[Saved entries]
== Segment start ==

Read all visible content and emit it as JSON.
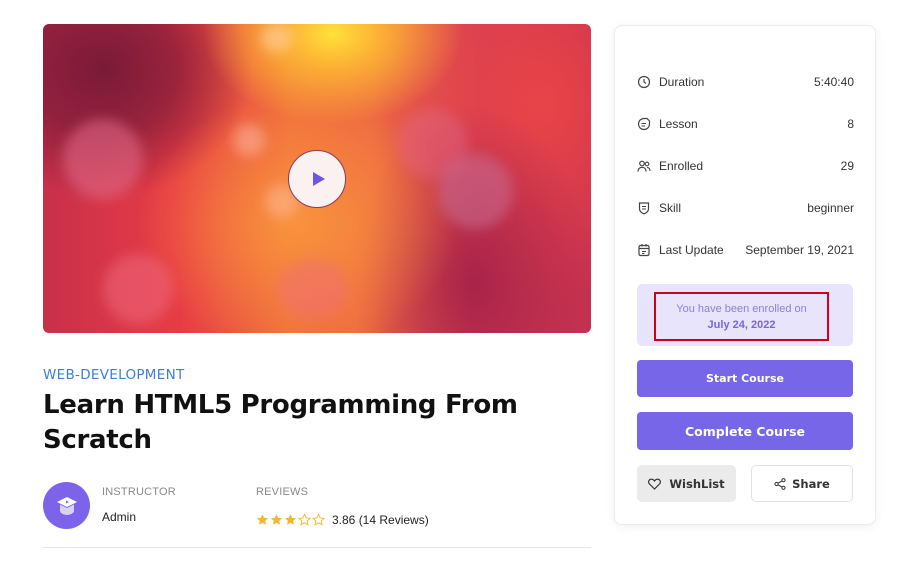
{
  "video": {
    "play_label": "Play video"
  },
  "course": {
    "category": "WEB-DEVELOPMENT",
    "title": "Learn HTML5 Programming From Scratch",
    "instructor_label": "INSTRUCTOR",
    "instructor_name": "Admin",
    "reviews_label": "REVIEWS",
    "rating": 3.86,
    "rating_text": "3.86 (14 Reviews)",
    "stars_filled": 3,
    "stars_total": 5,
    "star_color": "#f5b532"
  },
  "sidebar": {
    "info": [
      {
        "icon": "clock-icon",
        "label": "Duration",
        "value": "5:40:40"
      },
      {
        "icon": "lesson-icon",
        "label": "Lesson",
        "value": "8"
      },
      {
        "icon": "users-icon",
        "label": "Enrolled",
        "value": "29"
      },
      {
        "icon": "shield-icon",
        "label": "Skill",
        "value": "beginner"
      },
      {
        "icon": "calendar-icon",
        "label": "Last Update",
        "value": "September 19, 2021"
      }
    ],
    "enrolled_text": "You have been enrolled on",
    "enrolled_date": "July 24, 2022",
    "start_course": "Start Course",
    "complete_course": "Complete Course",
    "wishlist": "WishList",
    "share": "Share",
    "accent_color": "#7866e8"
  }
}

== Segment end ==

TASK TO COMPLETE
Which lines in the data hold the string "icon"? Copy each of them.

SOLUTION FOR THIS EXERCISE
        "icon": "clock-icon",
        "icon": "lesson-icon",
        "icon": "users-icon",
        "icon": "shield-icon",
        "icon": "calendar-icon",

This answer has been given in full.